Figure 1. Contextual learning with Ach so!


The conceptual model on contextual learning at work that takes advantage of mobile technologies could serve as a platform for digitalization of learning at workplaces in several trades, including construction. On the other hand, the learning model and related digital solutions describe just the current state that is a kind of transitional period in a whole digital transformation of working and learning.

The initial steps must, however, be taken in order to adapt to changes in working life including digitalization and new requirements for skills and competences in the future work. Future work skills may include e.g. more collaboration, critical thinking and problem solving skills, which in general requires transforming current practices in learning at work – also in construction industry where working and learning environment is fast-changing in terms of physical environment, workforce and the work itself.

Learning at work is a key in transforming practices because by learning workers can improve their skills and capabilities. By learning, they can put also organizational goals in practice and invent new practices to be disseminated in the organization.
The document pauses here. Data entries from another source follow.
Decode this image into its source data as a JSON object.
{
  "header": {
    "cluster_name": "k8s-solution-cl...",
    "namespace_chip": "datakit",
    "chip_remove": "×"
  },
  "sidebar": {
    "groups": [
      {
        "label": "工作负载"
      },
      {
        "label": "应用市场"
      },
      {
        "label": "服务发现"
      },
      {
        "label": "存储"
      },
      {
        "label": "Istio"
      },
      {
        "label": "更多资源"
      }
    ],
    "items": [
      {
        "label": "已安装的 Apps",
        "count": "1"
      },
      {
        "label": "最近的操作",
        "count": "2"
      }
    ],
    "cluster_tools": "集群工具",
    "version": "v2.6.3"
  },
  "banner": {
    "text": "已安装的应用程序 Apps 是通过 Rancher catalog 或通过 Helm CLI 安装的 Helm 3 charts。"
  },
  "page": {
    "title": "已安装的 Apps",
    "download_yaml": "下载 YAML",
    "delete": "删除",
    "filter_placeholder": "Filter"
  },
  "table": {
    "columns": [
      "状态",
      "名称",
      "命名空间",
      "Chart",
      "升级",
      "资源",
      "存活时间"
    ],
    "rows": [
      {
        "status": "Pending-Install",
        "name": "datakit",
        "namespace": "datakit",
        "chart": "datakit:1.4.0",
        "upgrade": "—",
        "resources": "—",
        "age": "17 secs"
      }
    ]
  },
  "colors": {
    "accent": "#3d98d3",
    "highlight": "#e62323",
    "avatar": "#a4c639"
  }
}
Digitalization is a trigger in transforming practices. However, digital technology innovations also require conceptual innovations and a theoretical basis beyond in order to keep the change meaningful – not making a change just because of new technologies available. Thus, contextual model of learning serves also as a justified standpoint for design and development of mobile applications, such as Ach so! and SoAR, in order to create theory-based applications that are designed for certain learning purposes.
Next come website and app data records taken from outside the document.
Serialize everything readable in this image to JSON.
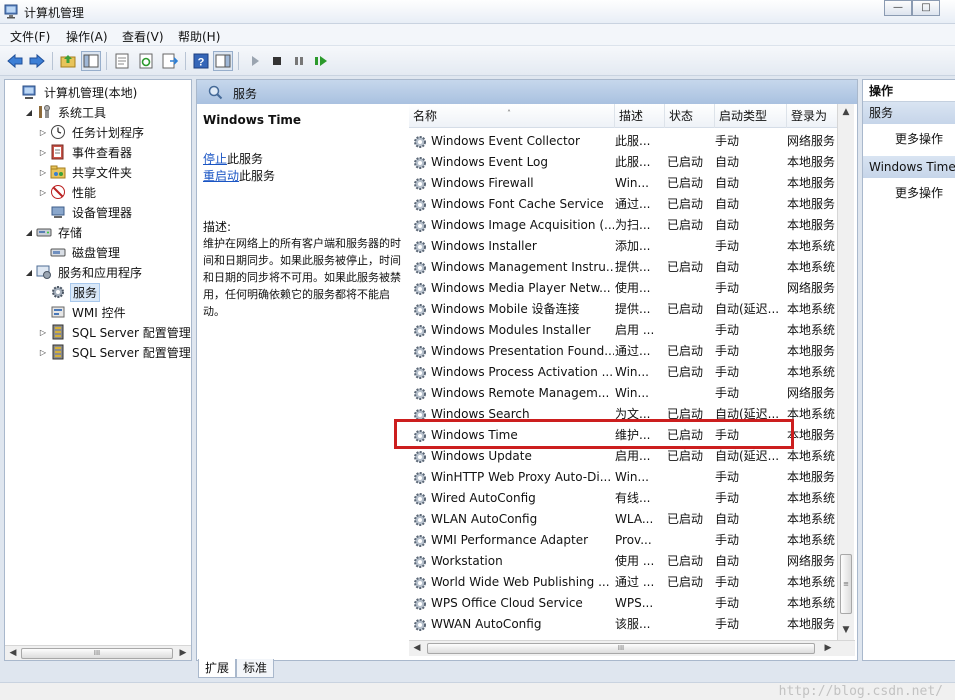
{
  "window": {
    "title": "计算机管理",
    "minimize": "—",
    "maximize": "□"
  },
  "menu": [
    "文件(F)",
    "操作(A)",
    "查看(V)",
    "帮助(H)"
  ],
  "tree": {
    "items": [
      {
        "label": "计算机管理(本地)",
        "level": 0,
        "expander": "",
        "icon": "computer-management-icon"
      },
      {
        "label": "系统工具",
        "level": 1,
        "expander": "◢",
        "icon": "system-tools-icon"
      },
      {
        "label": "任务计划程序",
        "level": 2,
        "expander": "▷",
        "icon": "task-scheduler-icon"
      },
      {
        "label": "事件查看器",
        "level": 2,
        "expander": "▷",
        "icon": "event-viewer-icon"
      },
      {
        "label": "共享文件夹",
        "level": 2,
        "expander": "▷",
        "icon": "shared-folders-icon"
      },
      {
        "label": "性能",
        "level": 2,
        "expander": "▷",
        "icon": "performance-icon"
      },
      {
        "label": "设备管理器",
        "level": 2,
        "expander": "",
        "icon": "device-manager-icon"
      },
      {
        "label": "存储",
        "level": 1,
        "expander": "◢",
        "icon": "storage-icon"
      },
      {
        "label": "磁盘管理",
        "level": 2,
        "expander": "",
        "icon": "disk-management-icon"
      },
      {
        "label": "服务和应用程序",
        "level": 1,
        "expander": "◢",
        "icon": "services-applications-icon"
      },
      {
        "label": "服务",
        "level": 2,
        "expander": "",
        "icon": "services-gear-icon",
        "selected": true
      },
      {
        "label": "WMI 控件",
        "level": 2,
        "expander": "",
        "icon": "wmi-control-icon"
      },
      {
        "label": "SQL Server 配置管理器",
        "level": 2,
        "expander": "▷",
        "icon": "sql-server-config-icon"
      },
      {
        "label": "SQL Server 配置管理器",
        "level": 2,
        "expander": "▷",
        "icon": "sql-server-config-icon"
      }
    ]
  },
  "scroll": {
    "left": "◀",
    "right": "▶",
    "up": "▲",
    "down": "▼",
    "grip": "III",
    "vgrip": "≡"
  },
  "center": {
    "header": "服务",
    "service_title": "Windows Time",
    "stop_link": "停止",
    "stop_suffix": "此服务",
    "restart_link": "重启动",
    "restart_suffix": "此服务",
    "desc_label": "描述:",
    "desc_text": "维护在网络上的所有客户端和服务器的时间和日期同步。如果此服务被停止，时间和日期的同步将不可用。如果此服务被禁用，任何明确依赖它的服务都将不能启动。"
  },
  "list": {
    "columns": [
      "名称",
      "描述",
      "状态",
      "启动类型",
      "登录为"
    ],
    "sort_indicator": "˄",
    "rows": [
      [
        "Windows Event Collector",
        "此服...",
        "",
        "手动",
        "网络服务"
      ],
      [
        "Windows Event Log",
        "此服...",
        "已启动",
        "自动",
        "本地服务"
      ],
      [
        "Windows Firewall",
        "Win...",
        "已启动",
        "自动",
        "本地服务"
      ],
      [
        "Windows Font Cache Service",
        "通过...",
        "已启动",
        "自动",
        "本地服务"
      ],
      [
        "Windows Image Acquisition (...",
        "为扫...",
        "已启动",
        "自动",
        "本地服务"
      ],
      [
        "Windows Installer",
        "添加...",
        "",
        "手动",
        "本地系统"
      ],
      [
        "Windows Management Instru...",
        "提供...",
        "已启动",
        "自动",
        "本地系统"
      ],
      [
        "Windows Media Player Netw...",
        "使用...",
        "",
        "手动",
        "网络服务"
      ],
      [
        "Windows Mobile 设备连接",
        "提供...",
        "已启动",
        "自动(延迟...",
        "本地系统"
      ],
      [
        "Windows Modules Installer",
        "启用 ...",
        "",
        "手动",
        "本地系统"
      ],
      [
        "Windows Presentation Found...",
        "通过...",
        "已启动",
        "手动",
        "本地服务"
      ],
      [
        "Windows Process Activation ...",
        "Win...",
        "已启动",
        "手动",
        "本地系统"
      ],
      [
        "Windows Remote Managem...",
        "Win...",
        "",
        "手动",
        "网络服务"
      ],
      [
        "Windows Search",
        "为文...",
        "已启动",
        "自动(延迟...",
        "本地系统"
      ],
      [
        "Windows Time",
        "维护...",
        "已启动",
        "手动",
        "本地服务"
      ],
      [
        "Windows Update",
        "启用...",
        "已启动",
        "自动(延迟...",
        "本地系统"
      ],
      [
        "WinHTTP Web Proxy Auto-Di...",
        "Win...",
        "",
        "手动",
        "本地服务"
      ],
      [
        "Wired AutoConfig",
        "有线...",
        "",
        "手动",
        "本地系统"
      ],
      [
        "WLAN AutoConfig",
        "WLA...",
        "已启动",
        "自动",
        "本地系统"
      ],
      [
        "WMI Performance Adapter",
        "Prov...",
        "",
        "手动",
        "本地系统"
      ],
      [
        "Workstation",
        "使用 ...",
        "已启动",
        "自动",
        "网络服务"
      ],
      [
        "World Wide Web Publishing ...",
        "通过 ...",
        "已启动",
        "手动",
        "本地系统"
      ],
      [
        "WPS Office Cloud Service",
        "WPS...",
        "",
        "手动",
        "本地系统"
      ],
      [
        "WWAN AutoConfig",
        "该服...",
        "",
        "手动",
        "本地服务"
      ]
    ]
  },
  "tabs": [
    "扩展",
    "标准"
  ],
  "actions": {
    "title": "操作",
    "section1": "服务",
    "more1": "更多操作",
    "section2": "Windows Time",
    "more2": "更多操作"
  },
  "watermark": "http://blog.csdn.net/",
  "colors": {
    "highlight": "#cc1e1e",
    "link": "#1a55c4",
    "header": "#a9c1e0"
  }
}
The contextual model of learning presented in this scenario provides a conceptual and theoretical background for rethinking and redesigning learning practices at work. Together with digital technologies, that in this case are mobile applications, the model could serve as a platform for shifting conventional text-based methods to embodied learning and knowing ([2]) in construction industry in digital age.

Further Reading
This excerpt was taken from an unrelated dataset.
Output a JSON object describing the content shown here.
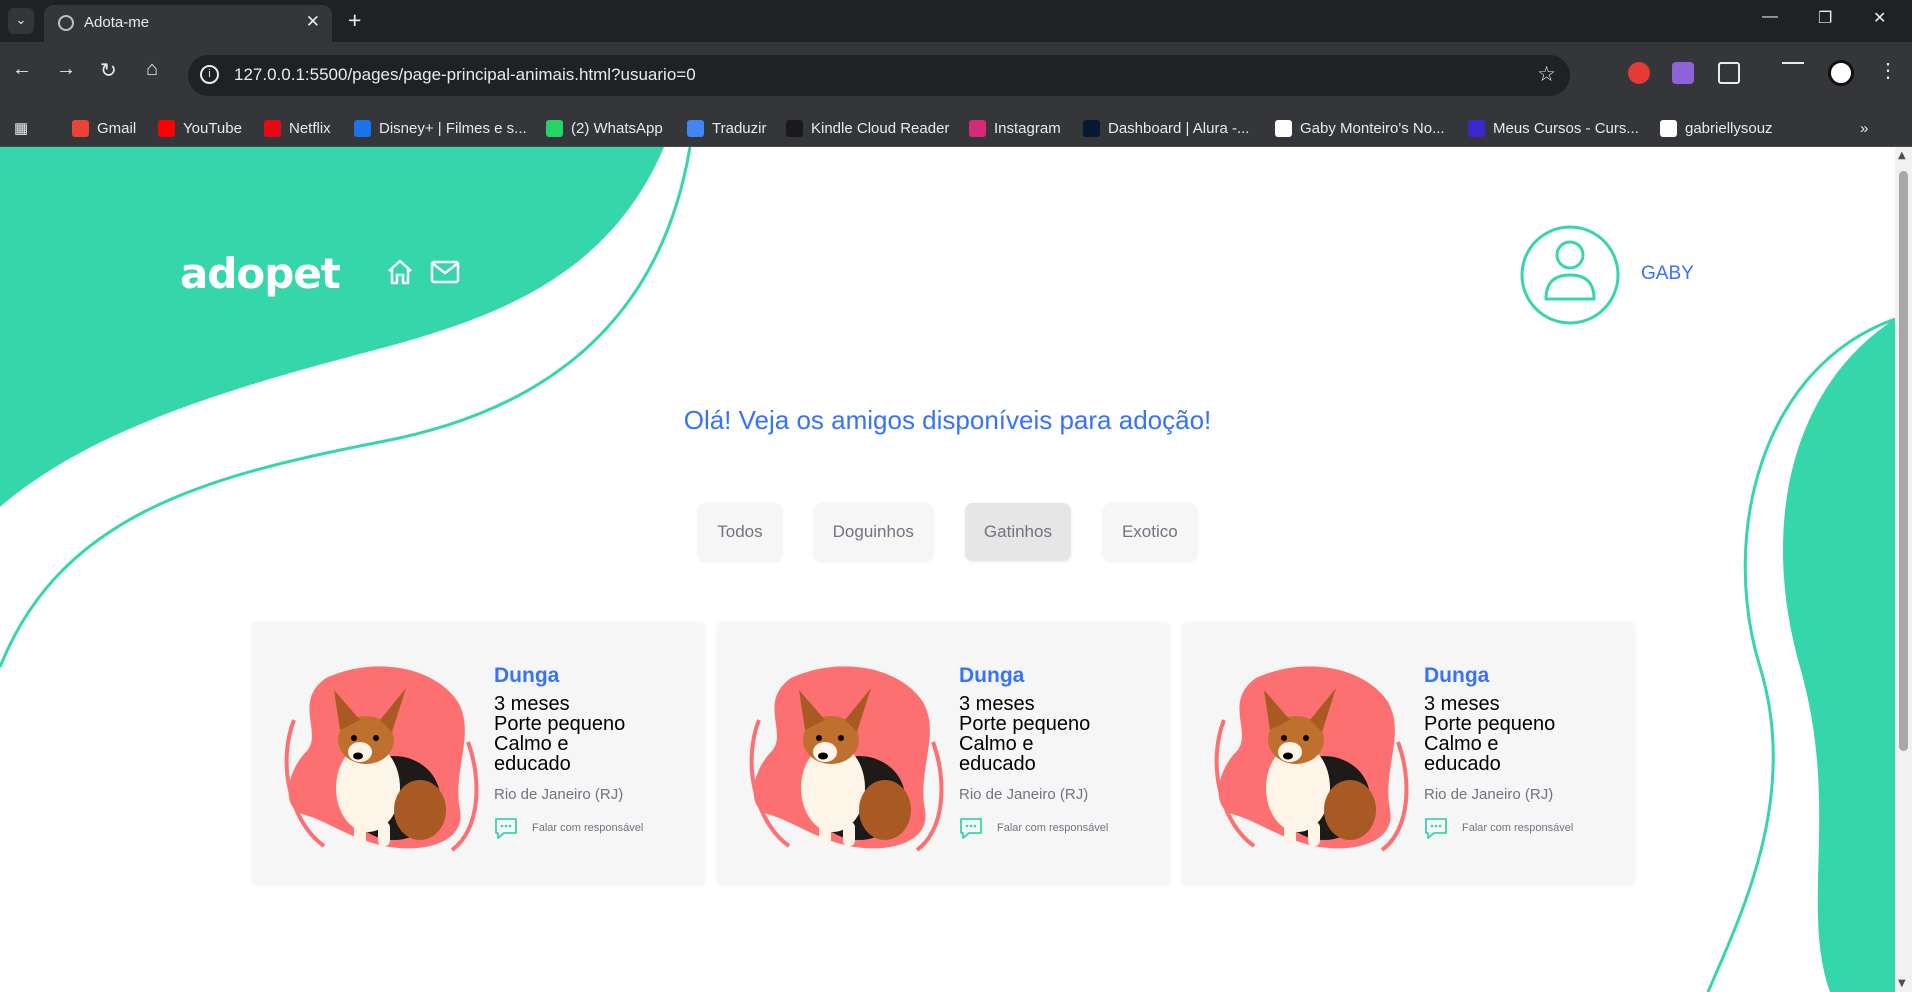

Contributing Authors

Marjo Virnes, Matti Jokitulppo, Jukka Purma, Sanna Reponen, Teemu Leinonen


  1. M. Eraut, “Learning from other people in the workplace,” Oxford review of education, vol. 33, no. 4, pp. 403–422, 2007.
  2. S. Pink, H. Lingard, and J. Harley, “Digital pedagogy for safety: the construction site as a collaborative learning environment,” Video Journal of Education and Pedagogy, vol. 1, no. 1, p. 5, 2016 [Online]. Available at: DOI: 10.1186/s40990-016-0007-y
  3. M. Virnes and J. Thiele, “Working paper: Applying mobile learning to vocational training at construction sites: barriers and possibilities.,” 2016.
  4. P. Kämäräinen, “Working paper: WP1/ Work Process Knowledge: Introduction to the reviewing of the legacy of the EU-funded Work Process Knowledge network (FP4 - TSER),” 2016.
  5. P. Kämäräinen, “Working paper: WP2/ Work Process Knowledge: Revisiting the Theme ‘Work Process Knowledge’ and its implications for vocational education and training - The position the WPK network.,” 2016.
  6. P. Kämäräinen, “Working paper: WP3/ Work Process Knowledge: Reviewing Work process knowledge - Summary,” 2016.